- [Problem requirements]:
Look for the word "list" in the entries below, then copy every line that has it.
━━━ Input records
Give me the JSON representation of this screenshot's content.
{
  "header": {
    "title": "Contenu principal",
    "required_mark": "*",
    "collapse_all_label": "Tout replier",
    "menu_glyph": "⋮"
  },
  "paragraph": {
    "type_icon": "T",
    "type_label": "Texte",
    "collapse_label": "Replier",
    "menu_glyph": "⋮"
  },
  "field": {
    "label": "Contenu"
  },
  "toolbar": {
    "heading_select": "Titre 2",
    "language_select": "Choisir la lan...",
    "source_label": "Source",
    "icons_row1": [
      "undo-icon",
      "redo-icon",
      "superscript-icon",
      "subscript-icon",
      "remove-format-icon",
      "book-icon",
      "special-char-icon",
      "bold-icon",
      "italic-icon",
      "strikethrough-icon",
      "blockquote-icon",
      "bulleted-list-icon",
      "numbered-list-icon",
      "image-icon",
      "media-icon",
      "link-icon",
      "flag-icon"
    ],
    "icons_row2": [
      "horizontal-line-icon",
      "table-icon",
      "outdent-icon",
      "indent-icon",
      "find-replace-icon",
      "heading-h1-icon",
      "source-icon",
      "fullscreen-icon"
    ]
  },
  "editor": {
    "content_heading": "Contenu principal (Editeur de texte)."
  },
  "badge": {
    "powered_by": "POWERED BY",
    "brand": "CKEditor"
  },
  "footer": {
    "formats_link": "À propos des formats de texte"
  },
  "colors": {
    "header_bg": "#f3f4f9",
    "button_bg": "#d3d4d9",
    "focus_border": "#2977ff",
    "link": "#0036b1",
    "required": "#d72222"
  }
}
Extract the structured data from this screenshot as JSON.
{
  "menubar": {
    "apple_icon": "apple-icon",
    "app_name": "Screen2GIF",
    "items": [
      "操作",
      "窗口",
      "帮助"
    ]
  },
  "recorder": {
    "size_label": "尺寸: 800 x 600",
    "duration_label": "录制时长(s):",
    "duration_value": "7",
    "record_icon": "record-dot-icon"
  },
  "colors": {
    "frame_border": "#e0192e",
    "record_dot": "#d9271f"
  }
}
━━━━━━
- [Solution]:
      "bulleted-list-icon",
      "numbered-list-icon",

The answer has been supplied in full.